Items from an interface collection —
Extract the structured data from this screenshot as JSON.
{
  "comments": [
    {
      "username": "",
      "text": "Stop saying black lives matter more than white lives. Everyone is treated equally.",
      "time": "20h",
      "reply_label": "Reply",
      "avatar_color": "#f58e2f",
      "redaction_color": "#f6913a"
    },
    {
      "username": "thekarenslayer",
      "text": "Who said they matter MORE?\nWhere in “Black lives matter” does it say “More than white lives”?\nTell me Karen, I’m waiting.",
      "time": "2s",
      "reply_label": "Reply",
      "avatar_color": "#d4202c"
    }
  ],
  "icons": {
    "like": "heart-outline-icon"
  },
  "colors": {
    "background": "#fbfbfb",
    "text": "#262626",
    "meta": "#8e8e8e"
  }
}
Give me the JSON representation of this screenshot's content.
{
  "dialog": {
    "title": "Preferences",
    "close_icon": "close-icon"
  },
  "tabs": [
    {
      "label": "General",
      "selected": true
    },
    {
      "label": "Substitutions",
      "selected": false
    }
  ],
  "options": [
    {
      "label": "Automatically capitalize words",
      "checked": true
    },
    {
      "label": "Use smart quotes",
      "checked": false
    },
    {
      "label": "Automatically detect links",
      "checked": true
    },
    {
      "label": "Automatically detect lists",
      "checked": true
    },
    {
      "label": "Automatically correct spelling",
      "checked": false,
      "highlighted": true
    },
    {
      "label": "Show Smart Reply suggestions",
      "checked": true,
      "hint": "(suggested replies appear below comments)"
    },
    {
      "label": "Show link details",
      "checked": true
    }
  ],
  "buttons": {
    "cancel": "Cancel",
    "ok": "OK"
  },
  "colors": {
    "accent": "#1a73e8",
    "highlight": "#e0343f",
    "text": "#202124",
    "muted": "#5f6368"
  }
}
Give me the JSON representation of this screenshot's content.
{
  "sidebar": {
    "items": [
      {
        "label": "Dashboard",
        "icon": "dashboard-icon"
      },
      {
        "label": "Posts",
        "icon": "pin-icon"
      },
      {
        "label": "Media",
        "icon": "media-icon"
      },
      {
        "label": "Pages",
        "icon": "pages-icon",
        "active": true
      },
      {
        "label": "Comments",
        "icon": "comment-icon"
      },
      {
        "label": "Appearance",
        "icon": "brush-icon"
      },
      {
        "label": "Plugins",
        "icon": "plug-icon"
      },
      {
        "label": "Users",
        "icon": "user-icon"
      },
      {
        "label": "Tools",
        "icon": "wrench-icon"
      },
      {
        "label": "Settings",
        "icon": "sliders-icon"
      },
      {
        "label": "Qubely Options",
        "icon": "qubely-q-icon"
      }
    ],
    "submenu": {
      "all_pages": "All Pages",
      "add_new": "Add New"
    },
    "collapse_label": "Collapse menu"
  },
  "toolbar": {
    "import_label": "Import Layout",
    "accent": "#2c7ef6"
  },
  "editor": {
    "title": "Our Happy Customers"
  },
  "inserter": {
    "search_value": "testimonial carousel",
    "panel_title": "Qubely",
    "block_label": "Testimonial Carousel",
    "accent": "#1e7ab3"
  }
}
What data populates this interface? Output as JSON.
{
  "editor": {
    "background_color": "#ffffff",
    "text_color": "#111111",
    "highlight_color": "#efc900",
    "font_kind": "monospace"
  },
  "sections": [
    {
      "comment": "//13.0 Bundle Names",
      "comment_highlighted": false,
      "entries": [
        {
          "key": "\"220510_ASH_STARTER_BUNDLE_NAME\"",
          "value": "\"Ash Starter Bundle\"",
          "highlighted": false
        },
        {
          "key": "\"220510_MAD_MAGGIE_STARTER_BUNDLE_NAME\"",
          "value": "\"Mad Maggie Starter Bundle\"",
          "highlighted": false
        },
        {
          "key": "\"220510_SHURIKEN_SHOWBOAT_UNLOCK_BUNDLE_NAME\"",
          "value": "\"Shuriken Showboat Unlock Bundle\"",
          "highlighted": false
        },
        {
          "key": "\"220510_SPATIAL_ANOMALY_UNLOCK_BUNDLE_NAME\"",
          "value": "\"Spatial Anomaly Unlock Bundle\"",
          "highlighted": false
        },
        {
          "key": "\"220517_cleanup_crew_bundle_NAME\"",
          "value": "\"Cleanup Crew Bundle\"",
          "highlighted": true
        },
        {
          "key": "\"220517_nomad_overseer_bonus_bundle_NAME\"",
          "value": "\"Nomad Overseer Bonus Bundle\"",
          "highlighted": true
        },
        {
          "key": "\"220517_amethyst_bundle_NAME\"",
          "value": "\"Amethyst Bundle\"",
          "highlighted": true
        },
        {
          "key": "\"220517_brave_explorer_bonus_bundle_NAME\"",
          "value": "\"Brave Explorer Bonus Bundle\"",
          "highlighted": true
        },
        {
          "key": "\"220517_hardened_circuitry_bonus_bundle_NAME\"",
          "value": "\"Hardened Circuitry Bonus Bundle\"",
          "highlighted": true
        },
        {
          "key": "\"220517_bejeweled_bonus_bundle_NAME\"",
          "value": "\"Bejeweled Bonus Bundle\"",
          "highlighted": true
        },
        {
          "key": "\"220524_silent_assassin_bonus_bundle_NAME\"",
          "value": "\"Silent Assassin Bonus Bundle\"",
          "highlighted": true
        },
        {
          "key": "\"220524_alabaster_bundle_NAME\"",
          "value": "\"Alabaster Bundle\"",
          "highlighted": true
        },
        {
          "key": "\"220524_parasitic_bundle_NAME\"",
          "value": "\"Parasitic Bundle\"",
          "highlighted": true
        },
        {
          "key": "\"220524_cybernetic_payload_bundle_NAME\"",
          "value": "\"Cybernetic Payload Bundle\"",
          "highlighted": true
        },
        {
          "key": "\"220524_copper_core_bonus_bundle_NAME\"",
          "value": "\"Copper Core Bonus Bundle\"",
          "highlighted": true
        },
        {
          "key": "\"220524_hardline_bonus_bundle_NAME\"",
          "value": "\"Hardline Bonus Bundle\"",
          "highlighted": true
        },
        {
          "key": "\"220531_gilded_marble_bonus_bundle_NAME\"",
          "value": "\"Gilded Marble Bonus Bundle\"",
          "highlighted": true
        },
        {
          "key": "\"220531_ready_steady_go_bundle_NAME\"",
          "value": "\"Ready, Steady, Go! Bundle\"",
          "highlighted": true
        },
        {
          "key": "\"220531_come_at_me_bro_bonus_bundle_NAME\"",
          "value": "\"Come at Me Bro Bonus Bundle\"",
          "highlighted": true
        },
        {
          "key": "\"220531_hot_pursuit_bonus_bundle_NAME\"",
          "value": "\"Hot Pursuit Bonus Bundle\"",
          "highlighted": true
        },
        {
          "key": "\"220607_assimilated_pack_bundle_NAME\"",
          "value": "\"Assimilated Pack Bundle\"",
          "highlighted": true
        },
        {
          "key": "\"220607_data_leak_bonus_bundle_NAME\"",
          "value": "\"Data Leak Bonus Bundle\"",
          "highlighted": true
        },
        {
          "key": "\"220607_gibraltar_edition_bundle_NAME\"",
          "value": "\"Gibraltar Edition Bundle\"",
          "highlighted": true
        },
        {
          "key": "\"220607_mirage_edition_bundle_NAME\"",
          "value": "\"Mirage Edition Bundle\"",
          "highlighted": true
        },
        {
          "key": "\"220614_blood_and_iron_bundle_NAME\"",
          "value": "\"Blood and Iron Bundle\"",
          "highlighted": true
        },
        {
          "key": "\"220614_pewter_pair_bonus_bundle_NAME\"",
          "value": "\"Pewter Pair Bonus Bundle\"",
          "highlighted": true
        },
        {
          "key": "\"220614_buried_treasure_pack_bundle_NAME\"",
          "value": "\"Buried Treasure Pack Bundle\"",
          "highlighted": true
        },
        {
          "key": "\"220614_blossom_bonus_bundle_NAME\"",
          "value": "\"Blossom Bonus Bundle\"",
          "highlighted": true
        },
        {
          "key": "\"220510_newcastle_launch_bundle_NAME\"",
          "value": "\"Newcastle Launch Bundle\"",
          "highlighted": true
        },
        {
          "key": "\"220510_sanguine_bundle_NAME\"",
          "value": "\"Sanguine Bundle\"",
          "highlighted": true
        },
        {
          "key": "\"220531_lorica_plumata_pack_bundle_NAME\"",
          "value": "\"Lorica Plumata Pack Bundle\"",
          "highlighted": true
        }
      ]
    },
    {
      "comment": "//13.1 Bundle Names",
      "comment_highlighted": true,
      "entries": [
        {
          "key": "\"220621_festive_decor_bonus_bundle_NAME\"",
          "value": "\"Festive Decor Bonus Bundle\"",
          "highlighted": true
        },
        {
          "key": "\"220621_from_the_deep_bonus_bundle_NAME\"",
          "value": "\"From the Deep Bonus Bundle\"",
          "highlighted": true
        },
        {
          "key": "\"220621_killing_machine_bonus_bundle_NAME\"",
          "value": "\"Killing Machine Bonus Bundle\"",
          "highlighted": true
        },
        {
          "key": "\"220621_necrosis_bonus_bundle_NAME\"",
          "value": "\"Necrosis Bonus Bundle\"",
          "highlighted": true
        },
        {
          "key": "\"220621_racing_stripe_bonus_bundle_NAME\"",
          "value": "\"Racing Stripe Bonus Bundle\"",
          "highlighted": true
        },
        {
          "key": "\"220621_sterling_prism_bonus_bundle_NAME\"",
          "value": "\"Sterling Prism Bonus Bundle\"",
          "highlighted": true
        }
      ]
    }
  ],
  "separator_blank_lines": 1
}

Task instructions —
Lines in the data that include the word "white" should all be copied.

Output for this exercise —
      "text": "Stop saying black lives matter more than white lives. Everyone is treated equally.",
      "text": "Who said they matter MORE?\nWhere in “Black lives matter” does it say “More than white lives”?\nTell me Karen, I’m waiting.",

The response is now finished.